Asked about his view on the Naga political issue, George asserted that the biggest problem was that all were only talking from their own selfish interests. He said this itself was the biggest tragedy that has befallen the people’s yearning for peace.

George also shared the view that the elected government in the state has to be kept in the loop over the Naga political issue. He said Delhi cannot realistically arrive at any widely acceptable agreement without taking the state government on board.

He also reiterated that the Centre needed to get more involved with Nagaland and the people rather than with only the NSCN(I-M). George however clarified that he was not referring to the ongoing talks but about problems of extortion and other offences by various groups that continue to plague Naga society.

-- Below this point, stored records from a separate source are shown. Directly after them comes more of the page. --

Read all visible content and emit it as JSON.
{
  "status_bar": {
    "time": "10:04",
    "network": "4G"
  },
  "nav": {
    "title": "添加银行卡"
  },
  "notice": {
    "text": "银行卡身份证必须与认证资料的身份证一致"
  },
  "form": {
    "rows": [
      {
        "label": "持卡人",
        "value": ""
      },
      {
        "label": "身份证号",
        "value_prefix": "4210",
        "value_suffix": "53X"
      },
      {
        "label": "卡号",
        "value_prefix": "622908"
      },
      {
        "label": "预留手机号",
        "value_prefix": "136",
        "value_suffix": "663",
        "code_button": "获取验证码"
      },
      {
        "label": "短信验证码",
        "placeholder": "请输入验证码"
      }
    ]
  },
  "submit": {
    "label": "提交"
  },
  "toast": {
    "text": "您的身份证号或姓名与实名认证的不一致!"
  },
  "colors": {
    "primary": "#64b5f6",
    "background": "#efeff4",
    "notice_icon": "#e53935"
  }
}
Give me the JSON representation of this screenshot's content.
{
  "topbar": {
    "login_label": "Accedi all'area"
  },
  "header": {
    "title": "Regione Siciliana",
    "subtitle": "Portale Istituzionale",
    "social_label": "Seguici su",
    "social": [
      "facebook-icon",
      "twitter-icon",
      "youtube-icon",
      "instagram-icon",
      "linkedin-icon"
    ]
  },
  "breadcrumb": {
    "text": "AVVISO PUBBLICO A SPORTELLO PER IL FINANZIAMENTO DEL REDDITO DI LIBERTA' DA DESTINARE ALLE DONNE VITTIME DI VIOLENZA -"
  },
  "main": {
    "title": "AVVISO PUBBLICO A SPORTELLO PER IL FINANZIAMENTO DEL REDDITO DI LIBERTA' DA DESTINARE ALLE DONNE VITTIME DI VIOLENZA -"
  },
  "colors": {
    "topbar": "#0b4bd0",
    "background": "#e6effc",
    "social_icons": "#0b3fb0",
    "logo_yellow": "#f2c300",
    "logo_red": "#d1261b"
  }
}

He cited the case of the Rs.1200 crore SARDP in Nagaland which has ground to a halt due to extortion demands by one underground group. He said reviving the project would also be very costly.
George asked “why are the people silent” (about abandonment of the road project) and “where is the money going to?”.

He opined that Nagaland was being held under a mafia-like vice grip and that this had to change. He lamented that people were naïve to think that “one signature in Delhi” would suddenly transformation into peace.

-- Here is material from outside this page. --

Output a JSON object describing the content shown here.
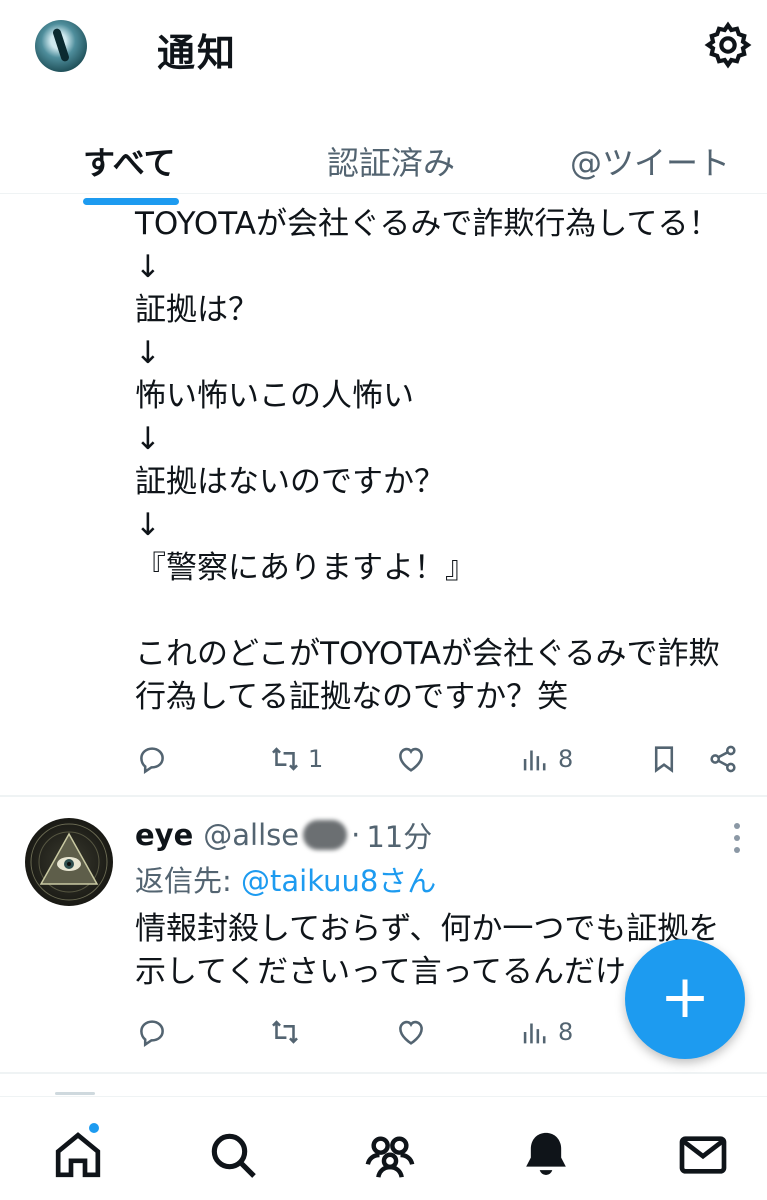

George described as irrelevant, the much-used phrase “solution” which political leaders and sections of society use as the politically correct lexicon.

He said talks were held only with one faction and that too in secrecy for a solution for all. He asked, can it ever become a solution?

He said it was far from true that Delhi can bring the “solution” as demanded. George pointed out that the change that people want has to come through a common responsibility of playing an active role instead of “taking a backseat”.

George said people in Nagaland need to realise, that unless they speak out, loud and clear against acts inimical to social peace and harmony, change will not happen.

He said in contrast, in Manipur, where the situation is graver, people have resorted to organising seminars to voice their anger openly against such acts.

The outgoing chairman also said the oft-used common concept of “conflict resolution” was sometimes misplaced as in reality, it was an engagement with only a miniscule section of society.

He said nobody knows what the demands are and whether the perceived solution was applicable only to one area or to Nagaland or beyond. He said this went beyond the basics of resolving conflict.

George opined that keeping people in the dark has the consequence of the void being filled by suspicion. In such a situation, he said acceptance of such agreement by a wide majority could become a problem.

According to the outgoing chairman, it would have been different if there was communication with the public on what the demands were in order not to create wide suspicions.

He said even if an agreement was the best available, in the end, making people accept it would be a challenge.

He also maintained that there was no such thing as perfect document or agreement. George said only when it was acceptable to all sections of people, it would be an ideal document.